Ask yourself: did you ever tell your child “What is wrong with you?” or “Look at Jacob. He can do this but you can’t.” How about “Why are you so stupid?” Some parents, in times of pressure, may even yell at children before acknowledging their feelings.


Many parents do not realise this but children learn about learned helplessness when they are schooling – both home and school. More often than not, when they are unable to do well and move out of the cycle of receiving terrible marks for their studies due to lack of strategies, many would actually give up trying and turn to disruptions. Interestingly, many children who are often referred to school counsellors are really kinesthetics learners who have not been shown how to use their strengths and develop other learning channels.
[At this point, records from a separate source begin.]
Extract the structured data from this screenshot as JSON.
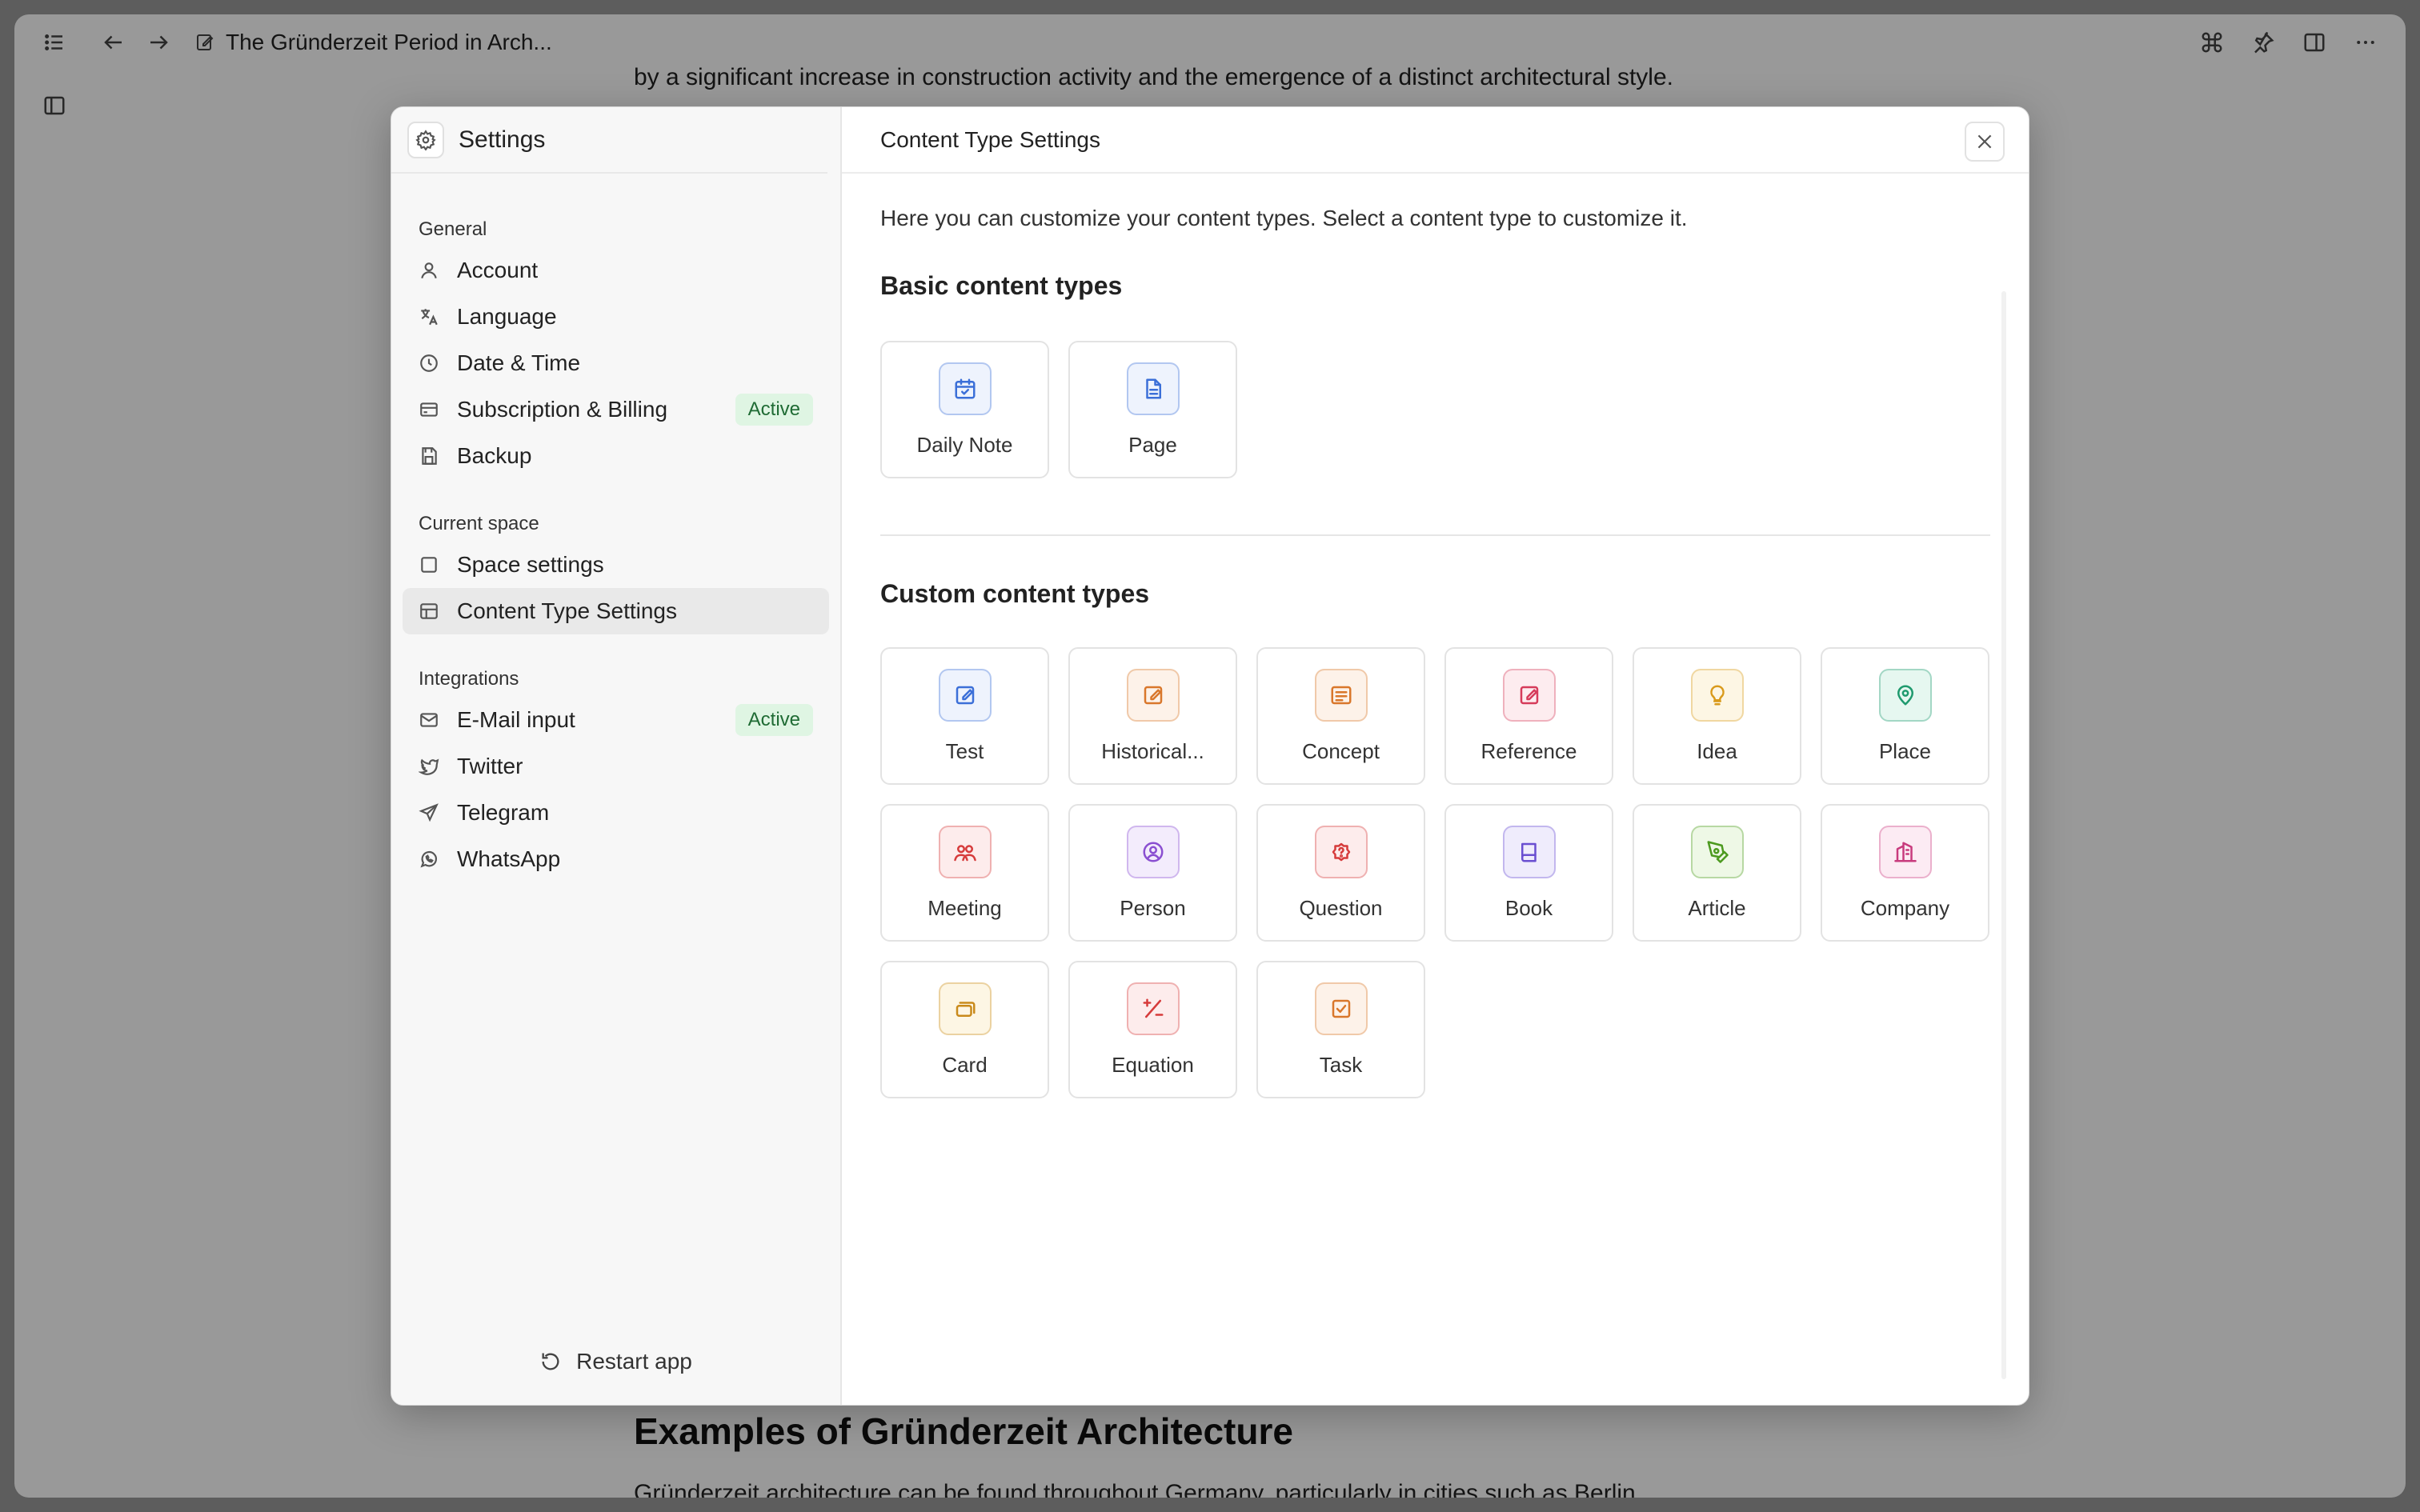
{
  "window": {
    "doc_title": "The Gründerzeit Period in Arch...",
    "bg_text_top": "by a significant increase in construction activity and the emergence of a distinct architectural style.",
    "bg_heading": "Examples of Gründerzeit Architecture",
    "bg_text_bottom": "Gründerzeit architecture can be found throughout Germany, particularly in cities such as Berlin,"
  },
  "sidebar": {
    "title": "Settings",
    "sections": [
      {
        "label": "General",
        "items": [
          {
            "label": "Account",
            "icon": "user-icon",
            "badge": ""
          },
          {
            "label": "Language",
            "icon": "translate-icon",
            "badge": ""
          },
          {
            "label": "Date & Time",
            "icon": "clock-icon",
            "badge": ""
          },
          {
            "label": "Subscription & Billing",
            "icon": "credit-card-icon",
            "badge": "Active"
          },
          {
            "label": "Backup",
            "icon": "save-icon",
            "badge": ""
          }
        ]
      },
      {
        "label": "Current space",
        "items": [
          {
            "label": "Space settings",
            "icon": "square-icon",
            "badge": ""
          },
          {
            "label": "Content Type Settings",
            "icon": "table-icon",
            "badge": "",
            "selected": true
          }
        ]
      },
      {
        "label": "Integrations",
        "items": [
          {
            "label": "E-Mail input",
            "icon": "mail-icon",
            "badge": "Active"
          },
          {
            "label": "Twitter",
            "icon": "twitter-icon",
            "badge": ""
          },
          {
            "label": "Telegram",
            "icon": "send-icon",
            "badge": ""
          },
          {
            "label": "WhatsApp",
            "icon": "whatsapp-icon",
            "badge": ""
          }
        ]
      }
    ],
    "restart_label": "Restart app"
  },
  "main": {
    "title": "Content Type Settings",
    "intro": "Here you can customize your content types. Select a content type to customize it.",
    "basic_title": "Basic content types",
    "custom_title": "Custom content types",
    "basic_types": [
      {
        "label": "Daily Note",
        "icon": "calendar-check-icon",
        "color": "#3b6fd8",
        "bg": "#eef3fd"
      },
      {
        "label": "Page",
        "icon": "file-text-icon",
        "color": "#3b6fd8",
        "bg": "#eef3fd"
      }
    ],
    "custom_types": [
      {
        "label": "Test",
        "icon": "edit-icon",
        "color": "#3b6fd8",
        "bg": "#eef3fd"
      },
      {
        "label": "Historical...",
        "icon": "edit-icon",
        "color": "#d9772b",
        "bg": "#fdf2e9"
      },
      {
        "label": "Concept",
        "icon": "list-box-icon",
        "color": "#d9772b",
        "bg": "#fdf2e9"
      },
      {
        "label": "Reference",
        "icon": "edit-icon",
        "color": "#d63b5a",
        "bg": "#fdecef"
      },
      {
        "label": "Idea",
        "icon": "lightbulb-icon",
        "color": "#d99a1b",
        "bg": "#fdf6e4"
      },
      {
        "label": "Place",
        "icon": "map-pin-icon",
        "color": "#1f9a6e",
        "bg": "#e6f7f0"
      },
      {
        "label": "Meeting",
        "icon": "users-icon",
        "color": "#d63b3b",
        "bg": "#fdecec"
      },
      {
        "label": "Person",
        "icon": "user-circle-icon",
        "color": "#8a4fd1",
        "bg": "#f3ecfc"
      },
      {
        "label": "Question",
        "icon": "help-circle-icon",
        "color": "#d63b3b",
        "bg": "#fdecec"
      },
      {
        "label": "Book",
        "icon": "book-icon",
        "color": "#6a4fd1",
        "bg": "#efecfc"
      },
      {
        "label": "Article",
        "icon": "pen-tool-icon",
        "color": "#4c9a1f",
        "bg": "#eef8e6"
      },
      {
        "label": "Company",
        "icon": "building-icon",
        "color": "#c83b7d",
        "bg": "#fcebf3"
      },
      {
        "label": "Card",
        "icon": "cards-icon",
        "color": "#c98a1b",
        "bg": "#fdf6e4"
      },
      {
        "label": "Equation",
        "icon": "plus-minus-icon",
        "color": "#d63b3b",
        "bg": "#fdecec"
      },
      {
        "label": "Task",
        "icon": "check-square-icon",
        "color": "#d9772b",
        "bg": "#fdf2e9"
      }
    ]
  }
}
When the teacher uses only visual and auditory methods, the kinesthetics learners often exhibit behavioural problems.

When we (both teachers and parents) pin negative labels on them, children begin to believe them. Expectations for themselves are lowered, they will develop this passivity and give up trying.

RELATED: How to identify a Kinesthetics Learner


Most parents forget that their child is watching them all the time. What words do you speak around your child when you face an issue? Yes, you. Do you use negative words such as “It won’t work out. There’s no use trying.” or  “I can’t do it. It’s too difficult.” Your child is constantly watching you navigating through life as well. While there will definitely be times where you may not be able to overcome things, constant negative self-talk modelled to your child may hamper how he/she sees himself.  Chances are, this will be what they will be saying to themselves if they face life’s obstacles. This may result in aversion to risk and thinking out of the box. It’s definitely not good news for parents who want their children to be entrepreneurs in the future!